Publication TypeJournal Article
Year of Publication2013
AuthorsJiang, RH, de Bruijn, I, Haas, BJ, Belmonte, R, Löbach, L, Christie, J, van den Ackerveken, G, Bottin, A, Bulone, V, Díaz-Moreno, SM, Dumas, B, Fan, L, Gaulin, E, Govers, F, Grenville-Briggs, LJ, Horner, NR, Levin, JZ, Mammella, M, Meijer, HJ, Morris, P, Nusbaum, C, Oome, S, Phillips, AJ, van Rooyen, D, Rzeszutek, E, Saraiva, M, Secombes, CJ, Seidl, MF, Snel, B, Stassen, JH, Sykes, S, Tripathy, S, van den Berg, H, Vega-Arreguin, JC, Wawra, S, Young, SK, Zeng, Q, Dieguez-Uribeondo, J, Russ, C, Tyler, BM, van West, P
JournalPLoS genetics
Date Published2013/06/01

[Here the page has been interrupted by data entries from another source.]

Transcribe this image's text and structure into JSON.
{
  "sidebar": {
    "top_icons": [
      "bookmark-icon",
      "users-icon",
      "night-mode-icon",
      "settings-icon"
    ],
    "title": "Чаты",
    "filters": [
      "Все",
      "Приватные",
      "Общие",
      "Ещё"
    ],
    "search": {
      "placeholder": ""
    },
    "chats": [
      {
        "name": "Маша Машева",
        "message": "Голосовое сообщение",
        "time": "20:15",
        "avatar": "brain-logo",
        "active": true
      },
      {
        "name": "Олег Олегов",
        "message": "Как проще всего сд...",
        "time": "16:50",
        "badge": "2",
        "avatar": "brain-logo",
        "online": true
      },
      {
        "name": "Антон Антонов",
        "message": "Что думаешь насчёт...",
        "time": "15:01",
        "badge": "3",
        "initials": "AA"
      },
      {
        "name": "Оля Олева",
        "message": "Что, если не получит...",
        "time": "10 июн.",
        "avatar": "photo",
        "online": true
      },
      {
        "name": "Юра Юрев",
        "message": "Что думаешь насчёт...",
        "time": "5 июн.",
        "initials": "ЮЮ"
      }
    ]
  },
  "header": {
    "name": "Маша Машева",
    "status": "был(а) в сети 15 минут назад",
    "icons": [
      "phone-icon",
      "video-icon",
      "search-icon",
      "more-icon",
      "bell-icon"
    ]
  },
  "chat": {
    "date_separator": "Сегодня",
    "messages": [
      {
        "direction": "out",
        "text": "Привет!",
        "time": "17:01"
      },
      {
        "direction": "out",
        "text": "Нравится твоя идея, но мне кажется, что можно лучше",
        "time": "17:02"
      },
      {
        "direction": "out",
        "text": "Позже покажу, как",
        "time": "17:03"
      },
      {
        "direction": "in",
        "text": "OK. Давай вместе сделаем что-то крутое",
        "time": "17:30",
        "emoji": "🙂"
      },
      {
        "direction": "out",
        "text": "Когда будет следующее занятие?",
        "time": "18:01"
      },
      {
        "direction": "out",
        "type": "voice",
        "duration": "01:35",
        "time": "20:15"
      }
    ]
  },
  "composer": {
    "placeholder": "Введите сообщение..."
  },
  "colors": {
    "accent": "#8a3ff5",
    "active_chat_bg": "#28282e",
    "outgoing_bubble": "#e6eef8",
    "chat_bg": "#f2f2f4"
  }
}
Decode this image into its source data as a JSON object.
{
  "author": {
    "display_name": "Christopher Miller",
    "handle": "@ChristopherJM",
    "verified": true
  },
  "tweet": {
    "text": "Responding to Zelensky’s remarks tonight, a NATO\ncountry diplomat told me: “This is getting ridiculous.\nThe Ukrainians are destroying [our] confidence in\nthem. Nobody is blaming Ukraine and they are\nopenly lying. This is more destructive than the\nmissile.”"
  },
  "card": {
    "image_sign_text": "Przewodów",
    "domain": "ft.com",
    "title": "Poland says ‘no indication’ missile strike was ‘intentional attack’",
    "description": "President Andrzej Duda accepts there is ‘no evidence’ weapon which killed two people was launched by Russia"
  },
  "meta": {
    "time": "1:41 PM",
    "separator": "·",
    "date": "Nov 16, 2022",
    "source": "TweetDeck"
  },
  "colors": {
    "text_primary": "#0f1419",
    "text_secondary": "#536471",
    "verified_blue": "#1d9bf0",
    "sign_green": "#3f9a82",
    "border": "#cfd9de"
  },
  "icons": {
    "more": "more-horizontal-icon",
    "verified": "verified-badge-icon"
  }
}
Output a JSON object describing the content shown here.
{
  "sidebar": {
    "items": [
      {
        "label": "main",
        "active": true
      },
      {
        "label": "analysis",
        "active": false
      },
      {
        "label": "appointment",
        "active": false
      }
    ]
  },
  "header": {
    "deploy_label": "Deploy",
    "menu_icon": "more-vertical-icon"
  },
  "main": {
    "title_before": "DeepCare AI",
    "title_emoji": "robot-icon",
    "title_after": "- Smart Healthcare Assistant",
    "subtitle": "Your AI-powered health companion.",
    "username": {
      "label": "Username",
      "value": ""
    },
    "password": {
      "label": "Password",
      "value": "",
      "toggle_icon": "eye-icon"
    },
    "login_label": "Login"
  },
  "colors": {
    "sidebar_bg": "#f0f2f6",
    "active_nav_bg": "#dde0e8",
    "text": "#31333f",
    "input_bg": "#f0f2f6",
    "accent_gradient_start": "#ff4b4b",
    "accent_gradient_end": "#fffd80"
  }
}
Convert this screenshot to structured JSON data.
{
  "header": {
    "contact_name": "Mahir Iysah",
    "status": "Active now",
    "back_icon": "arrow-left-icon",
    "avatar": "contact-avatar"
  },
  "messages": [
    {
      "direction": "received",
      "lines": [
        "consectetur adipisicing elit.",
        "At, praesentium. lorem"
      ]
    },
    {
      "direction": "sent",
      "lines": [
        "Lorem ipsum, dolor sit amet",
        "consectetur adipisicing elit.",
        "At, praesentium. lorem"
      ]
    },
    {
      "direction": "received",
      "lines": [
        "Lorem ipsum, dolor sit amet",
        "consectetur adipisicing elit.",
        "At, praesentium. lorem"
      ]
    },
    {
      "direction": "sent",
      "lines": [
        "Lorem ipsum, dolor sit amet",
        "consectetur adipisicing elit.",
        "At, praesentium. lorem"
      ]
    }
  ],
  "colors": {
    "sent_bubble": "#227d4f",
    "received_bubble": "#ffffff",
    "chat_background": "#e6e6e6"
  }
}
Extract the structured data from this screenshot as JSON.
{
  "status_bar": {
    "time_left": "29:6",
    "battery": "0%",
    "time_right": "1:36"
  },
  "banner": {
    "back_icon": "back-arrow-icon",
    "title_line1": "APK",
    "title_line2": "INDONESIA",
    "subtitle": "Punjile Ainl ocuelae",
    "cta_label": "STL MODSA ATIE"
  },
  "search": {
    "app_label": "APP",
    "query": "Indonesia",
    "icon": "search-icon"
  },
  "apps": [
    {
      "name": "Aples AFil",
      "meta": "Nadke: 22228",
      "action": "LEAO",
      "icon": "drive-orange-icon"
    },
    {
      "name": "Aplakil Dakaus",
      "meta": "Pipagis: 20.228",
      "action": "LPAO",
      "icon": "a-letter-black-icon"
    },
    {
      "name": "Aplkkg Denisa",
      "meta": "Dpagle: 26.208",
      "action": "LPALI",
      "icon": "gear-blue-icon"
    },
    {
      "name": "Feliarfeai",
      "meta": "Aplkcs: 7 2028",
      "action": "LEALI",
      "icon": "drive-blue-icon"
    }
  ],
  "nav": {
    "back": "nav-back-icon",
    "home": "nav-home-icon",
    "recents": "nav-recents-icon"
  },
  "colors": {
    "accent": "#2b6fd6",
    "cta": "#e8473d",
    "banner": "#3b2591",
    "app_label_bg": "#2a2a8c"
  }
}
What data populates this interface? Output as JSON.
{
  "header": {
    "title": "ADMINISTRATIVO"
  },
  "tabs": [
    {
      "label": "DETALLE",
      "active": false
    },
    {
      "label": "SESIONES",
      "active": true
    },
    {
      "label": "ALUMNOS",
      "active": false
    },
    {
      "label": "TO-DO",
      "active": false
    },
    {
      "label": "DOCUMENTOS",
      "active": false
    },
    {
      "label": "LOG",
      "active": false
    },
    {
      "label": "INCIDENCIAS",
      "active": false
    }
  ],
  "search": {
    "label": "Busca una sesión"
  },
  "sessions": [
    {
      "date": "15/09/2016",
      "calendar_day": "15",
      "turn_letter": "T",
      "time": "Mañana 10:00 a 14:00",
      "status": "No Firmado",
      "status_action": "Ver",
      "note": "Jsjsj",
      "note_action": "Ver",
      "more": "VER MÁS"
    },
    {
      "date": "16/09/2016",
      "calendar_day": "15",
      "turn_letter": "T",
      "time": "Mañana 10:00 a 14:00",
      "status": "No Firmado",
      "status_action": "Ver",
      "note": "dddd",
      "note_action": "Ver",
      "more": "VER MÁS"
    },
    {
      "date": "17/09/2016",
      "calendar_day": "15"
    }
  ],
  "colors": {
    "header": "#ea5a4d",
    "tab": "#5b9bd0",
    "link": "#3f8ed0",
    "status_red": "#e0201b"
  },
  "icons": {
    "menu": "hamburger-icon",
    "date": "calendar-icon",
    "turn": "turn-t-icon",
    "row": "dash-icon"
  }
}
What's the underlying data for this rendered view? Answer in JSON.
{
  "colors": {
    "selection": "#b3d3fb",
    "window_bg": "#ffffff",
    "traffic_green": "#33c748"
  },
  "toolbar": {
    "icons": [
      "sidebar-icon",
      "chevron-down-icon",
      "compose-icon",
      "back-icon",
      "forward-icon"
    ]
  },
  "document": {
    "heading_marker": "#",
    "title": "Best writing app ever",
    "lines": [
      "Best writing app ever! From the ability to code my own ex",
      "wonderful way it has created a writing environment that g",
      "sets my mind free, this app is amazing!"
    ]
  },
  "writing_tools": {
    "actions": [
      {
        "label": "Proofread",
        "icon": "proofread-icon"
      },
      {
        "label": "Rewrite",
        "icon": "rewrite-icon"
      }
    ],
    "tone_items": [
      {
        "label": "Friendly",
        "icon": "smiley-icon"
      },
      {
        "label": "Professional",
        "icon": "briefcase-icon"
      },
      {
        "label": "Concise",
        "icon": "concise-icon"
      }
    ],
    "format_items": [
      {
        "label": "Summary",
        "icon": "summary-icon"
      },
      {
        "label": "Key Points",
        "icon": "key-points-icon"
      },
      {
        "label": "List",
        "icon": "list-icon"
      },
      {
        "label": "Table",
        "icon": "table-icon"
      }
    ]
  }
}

Oomycetes in the class Saprolegniomycetidae of the Eukaryotic kingdom Stramenopila have evolved as severe pathogens of amphibians, crustaceans, fish and insects, resulting in major losses in aquaculture and damage to aquatic ecosystems. We have sequenced the 63 Mb genome of the fresh water fish pathogen, Saprolegnia parasitica. Approximately 1/3 of the assembled genome exhibits loss of heterozygosity, indicating an efficient mechanism for revealing new variation. Comparison of S. parasitica with plant pathogenic oomycetes suggests that during evolution the host cellular environment has driven distinct patterns of gene expansion and loss in the genomes of plant and animal pathogens. S. parasitica possesses one of the largest repertoires of proteases (270) among eukaryotes that are deployed in waves at different points during infection as determined from RNA-Seq data. In contrast, despite being capable of living saprotrophically, parasitism has led to loss of inorganic nitrogen and sulfur assimilation pathways, strikingly similar to losses in obligate plant pathogenic oomycetes and fungi. The large gene families that are hallmarks of plant pathogenic oomycetes such as Phytophthora appear to be lacking in S. parasitica, including those encoding RXLR effectors, Crinkler's, and Necrosis Inducing-Like Proteins (NLP). S. parasitica also has a very large kinome of 543 kinases, 10% of which is induced upon infection. Moreover, S. parasitica encodes several genes typical of animals or animal-pathogens and lacking from other oomycetes, including disintegrins and galactose-binding lectins, whose expression and evolutionary origins implicate horizontal gene transfer in the evolution of animal pathogenesis in S. parasitica.